For years, women have been relying on a combination of physical examinations and mammograms for early detection of any issues with their breast health. Mammography is a widely-used imaging technique that uses low-dose amplitude X-rays to examine the breast. Here in the United States, mammography is recommended every two years for women between fifty and seventy-four years of age. Mammography is a screening tool that can ultimately reduce mortality from breast cancer, but it is not without its problems. Women who are nursing, on hormone replacement, or who have fibrocystic, large or enhanced breasts, can sometimes experience difficulty with mammogram readings. For reasons that are unfortunately not yet understood, approximately 20% of cancers can’t be detected by mammography.
Enter Digital Infrared Imaging (or breast thermography), a new detection method at the frontline of early breast cancer detection. Breast thermography is based on the idea that metabolic activity and vascular circulation is higher around a developing breast cancer than it is in normal breast tissue. This method uses ultra-sensitive infrared cameras and computers to produce high-resolution images of any irregularities in temperature in the breast area. Mammography, ultrasound, MRIs and other structural imaging tools rely on the detection of a physical tumor. Thermography detects heat and other metabolic changes associated with a tumor’s genesis and growth. Because of its extreme sophistication, infrared imaging can detect temperature variations that could suggest a pre-cancerous state of the breast that is not large enough to be detected by other structural imaging methods.

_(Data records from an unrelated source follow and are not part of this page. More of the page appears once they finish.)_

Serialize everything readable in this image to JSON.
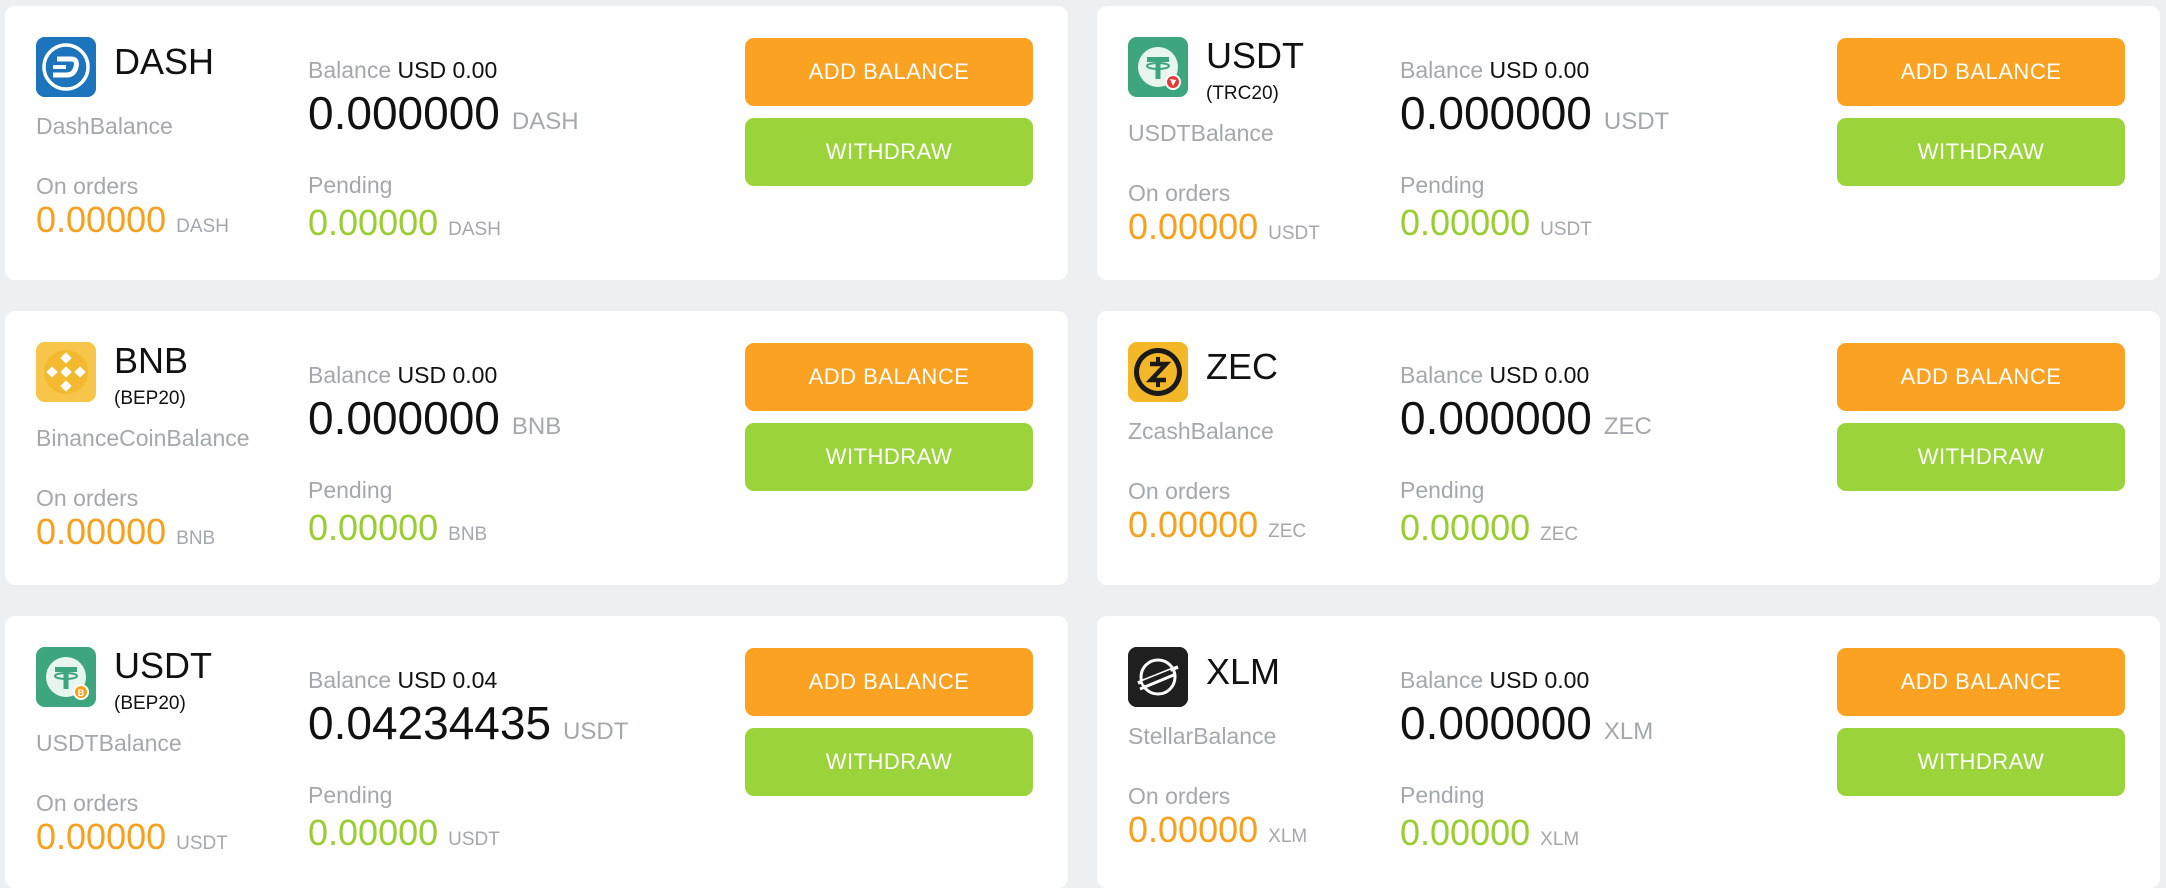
{
  "colors": {
    "add_button": "#fba222",
    "withdraw_button": "#9bd33b",
    "on_orders_value": "#f7a11e",
    "pending_value": "#9acd32",
    "muted_text": "#a4a8ad"
  },
  "labels": {
    "balance": "Balance",
    "on_orders": "On orders",
    "pending": "Pending",
    "add_balance": "ADD BALANCE",
    "withdraw": "WITHDRAW"
  },
  "wallets": [
    {
      "icon": "dash-icon",
      "name": "DASH",
      "network": "",
      "subtitle": "DashBalance",
      "usd": "USD 0.00",
      "amount": "0.000000",
      "unit": "DASH",
      "on_orders": "0.00000",
      "pending": "0.00000"
    },
    {
      "icon": "usdt-tron-icon",
      "name": "USDT",
      "network": "(TRC20)",
      "subtitle": "USDTBalance",
      "usd": "USD 0.00",
      "amount": "0.000000",
      "unit": "USDT",
      "on_orders": "0.00000",
      "pending": "0.00000"
    },
    {
      "icon": "bnb-icon",
      "name": "BNB",
      "network": "(BEP20)",
      "subtitle": "BinanceCoinBalance",
      "usd": "USD 0.00",
      "amount": "0.000000",
      "unit": "BNB",
      "on_orders": "0.00000",
      "pending": "0.00000"
    },
    {
      "icon": "zec-icon",
      "name": "ZEC",
      "network": "",
      "subtitle": "ZcashBalance",
      "usd": "USD 0.00",
      "amount": "0.000000",
      "unit": "ZEC",
      "on_orders": "0.00000",
      "pending": "0.00000"
    },
    {
      "icon": "usdt-bep20-icon",
      "name": "USDT",
      "network": "(BEP20)",
      "subtitle": "USDTBalance",
      "usd": "USD 0.04",
      "amount": "0.04234435",
      "unit": "USDT",
      "on_orders": "0.00000",
      "pending": "0.00000"
    },
    {
      "icon": "xlm-icon",
      "name": "XLM",
      "network": "",
      "subtitle": "StellarBalance",
      "usd": "USD 0.00",
      "amount": "0.000000",
      "unit": "XLM",
      "on_orders": "0.00000",
      "pending": "0.00000"
    }
  ]
}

Now, I’m not suggesting that breast thermography is better than a mammogram, nor that you should replace your favorite breast detection method with it. However, the absolute prevention of breast cancer is not a reality for us, yet. Until it is (and I have faith that it will be!) we have to be proactive and fearless about empowering ourselves with a variety of ways to detect irregularities in our breast health.

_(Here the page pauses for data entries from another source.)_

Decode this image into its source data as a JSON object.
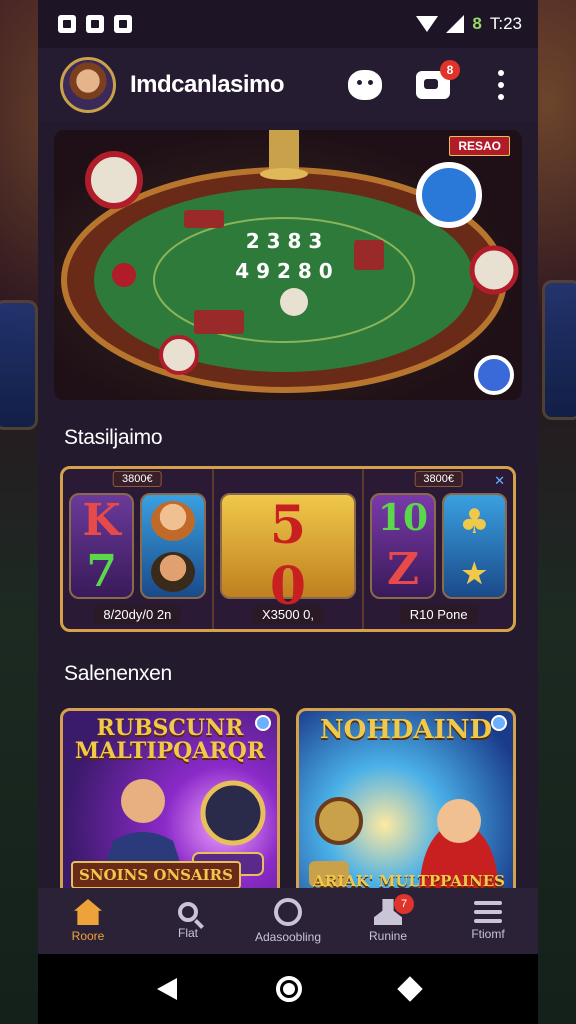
{
  "status_bar": {
    "battery": "8",
    "time": "T:23"
  },
  "app_bar": {
    "title": "Imdcanlasimo",
    "notification_count": "8"
  },
  "hero": {
    "tag": "RESAO",
    "table_numbers": [
      "2 3 8 3",
      "4 9 2 8 0"
    ]
  },
  "sections": {
    "slots_title": "Stasiljaimo",
    "games_title": "Salenenxen"
  },
  "slots": [
    {
      "cap": "3800€",
      "reels": [
        "K",
        "7"
      ],
      "footer": "8/20dy/0 2n"
    },
    {
      "cap": "",
      "reels": [
        "5",
        "0"
      ],
      "footer": "X3500 0,"
    },
    {
      "cap": "3800€",
      "reels": [
        "10",
        "Z"
      ],
      "footer": "R10 Pone"
    }
  ],
  "games": [
    {
      "name": "RUBSCUNR MALTIPQARQR",
      "sub": "SNOINS ONSAIRS"
    },
    {
      "name": "NOHDAIND",
      "sub": "ARIAK' MULTPPAINES"
    }
  ],
  "bottom_nav": [
    {
      "label": "Roore",
      "icon": "home-icon",
      "active": true
    },
    {
      "label": "Flat",
      "icon": "search-icon"
    },
    {
      "label": "Adasoobling",
      "icon": "tournament-icon"
    },
    {
      "label": "Runine",
      "icon": "user-icon",
      "badge": "7"
    },
    {
      "label": "Ftiomf",
      "icon": "menu-icon"
    }
  ],
  "colors": {
    "accent": "#f0a23a",
    "gold_border": "#d5a24b",
    "badge": "#e0332a",
    "surface": "#231a2e"
  }
}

I’ve recently come across another way to assist with your breast health, and it’s something you can do on a daily basis. It even has a fun name: Phluffing! Developed by Breast Massage Specialist and Advocate, Cheryl Chapman, Phluffing stands for Personal Hand Lymphatic Undulating Flow Facilitation. It consists of exercises you can do two minutes a day, twice a day to move the all important lymph fluid which has no pump of its own. I’ve been doing the exercises religiously myself, and I’m so enthusiastic about the improvement in my overall well being that I’ve put together a video for you. You can watch it here.
That’s all for now! You’ll be hearing more from me as we head into one of my very favorite times of the year, the holidays. Talk to you soon!
Digital Imagery Infrared Screen image used courtesy of Yohei Yamashita through Creative Commons. "The Happy Breast Book" is by Cheryl Chapman. Available here.